◆ Exercise brief ◆
Return each entry precisely as it appears below.

◆ Records from a collection ◆
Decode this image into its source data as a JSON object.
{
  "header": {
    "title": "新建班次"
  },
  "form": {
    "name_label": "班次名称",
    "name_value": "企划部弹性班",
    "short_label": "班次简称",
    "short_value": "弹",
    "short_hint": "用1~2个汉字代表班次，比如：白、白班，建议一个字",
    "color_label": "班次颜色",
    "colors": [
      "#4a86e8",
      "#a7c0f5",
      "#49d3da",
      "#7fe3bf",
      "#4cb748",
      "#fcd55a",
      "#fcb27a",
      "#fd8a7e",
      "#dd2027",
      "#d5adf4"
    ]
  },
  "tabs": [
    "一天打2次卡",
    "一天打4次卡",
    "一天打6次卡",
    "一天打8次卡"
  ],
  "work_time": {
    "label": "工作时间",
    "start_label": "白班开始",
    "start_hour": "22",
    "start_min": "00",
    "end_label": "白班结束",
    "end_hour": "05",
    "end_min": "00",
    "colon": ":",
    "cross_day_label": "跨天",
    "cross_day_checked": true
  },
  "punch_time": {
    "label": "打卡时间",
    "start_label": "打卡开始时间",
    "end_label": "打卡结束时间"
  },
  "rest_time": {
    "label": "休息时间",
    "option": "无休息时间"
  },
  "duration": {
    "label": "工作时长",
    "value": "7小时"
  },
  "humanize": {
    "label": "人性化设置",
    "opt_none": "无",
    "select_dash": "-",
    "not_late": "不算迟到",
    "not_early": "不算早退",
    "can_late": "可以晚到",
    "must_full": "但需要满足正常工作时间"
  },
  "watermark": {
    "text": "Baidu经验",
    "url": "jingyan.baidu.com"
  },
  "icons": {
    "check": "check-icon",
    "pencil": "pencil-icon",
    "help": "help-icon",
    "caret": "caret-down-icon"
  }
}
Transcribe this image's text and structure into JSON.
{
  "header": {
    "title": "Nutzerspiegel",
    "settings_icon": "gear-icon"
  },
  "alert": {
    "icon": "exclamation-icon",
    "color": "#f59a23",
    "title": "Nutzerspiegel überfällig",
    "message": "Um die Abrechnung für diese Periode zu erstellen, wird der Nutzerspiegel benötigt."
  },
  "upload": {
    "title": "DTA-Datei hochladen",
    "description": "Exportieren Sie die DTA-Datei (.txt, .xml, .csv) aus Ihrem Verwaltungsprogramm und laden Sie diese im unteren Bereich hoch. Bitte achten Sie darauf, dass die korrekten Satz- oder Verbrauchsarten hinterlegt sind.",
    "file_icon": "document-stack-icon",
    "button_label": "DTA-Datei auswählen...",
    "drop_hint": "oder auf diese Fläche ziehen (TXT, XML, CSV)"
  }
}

◆ Solution ◆
Decode this image into its source data as a JSON object.
{
  "header": {
    "title": "新建班次"
  },
  "form": {
    "name_label": "班次名称",
    "name_value": "企划部弹性班",
    "short_label": "班次简称",
    "short_value": "弹",
    "short_hint": "用1~2个汉字代表班次，比如：白、白班，建议一个字",
    "color_label": "班次颜色",
    "colors": [
      "#4a86e8",
      "#a7c0f5",
      "#49d3da",
      "#7fe3bf",
      "#4cb748",
      "#fcd55a",
      "#fcb27a",
      "#fd8a7e",
      "#dd2027",
      "#d5adf4"
    ]
  },
  "tabs": [
    "一天打2次卡",
    "一天打4次卡",
    "一天打6次卡",
    "一天打8次卡"
  ],
  "work_time": {
    "label": "工作时间",
    "start_label": "白班开始",
    "start_hour": "22",
    "start_min": "00",
    "end_label": "白班结束",
    "end_hour": "05",
    "end_min": "00",
    "colon": ":",
    "cross_day_label": "跨天",
    "cross_day_checked": true
  },
  "punch_time": {
    "label": "打卡时间",
    "start_label": "打卡开始时间",
    "end_label": "打卡结束时间"
  },
  "rest_time": {
    "label": "休息时间",
    "option": "无休息时间"
  },
  "duration": {
    "label": "工作时长",
    "value": "7小时"
  },
  "humanize": {
    "label": "人性化设置",
    "opt_none": "无",
    "select_dash": "-",
    "not_late": "不算迟到",
    "not_early": "不算早退",
    "can_late": "可以晚到",
    "must_full": "但需要满足正常工作时间"
  },
  "watermark": {
    "text": "Baidu经验",
    "url": "jingyan.baidu.com"
  },
  "icons": {
    "check": "check-icon",
    "pencil": "pencil-icon",
    "help": "help-icon",
    "caret": "caret-down-icon"
  }
}
Transcribe this image's text and structure into JSON.
{
  "header": {
    "title": "Nutzerspiegel",
    "settings_icon": "gear-icon"
  },
  "alert": {
    "icon": "exclamation-icon",
    "color": "#f59a23",
    "title": "Nutzerspiegel überfällig",
    "message": "Um die Abrechnung für diese Periode zu erstellen, wird der Nutzerspiegel benötigt."
  },
  "upload": {
    "title": "DTA-Datei hochladen",
    "description": "Exportieren Sie die DTA-Datei (.txt, .xml, .csv) aus Ihrem Verwaltungsprogramm und laden Sie diese im unteren Bereich hoch. Bitte achten Sie darauf, dass die korrekten Satz- oder Verbrauchsarten hinterlegt sind.",
    "file_icon": "document-stack-icon",
    "button_label": "DTA-Datei auswählen...",
    "drop_hint": "oder auf diese Fläche ziehen (TXT, XML, CSV)"
  }
}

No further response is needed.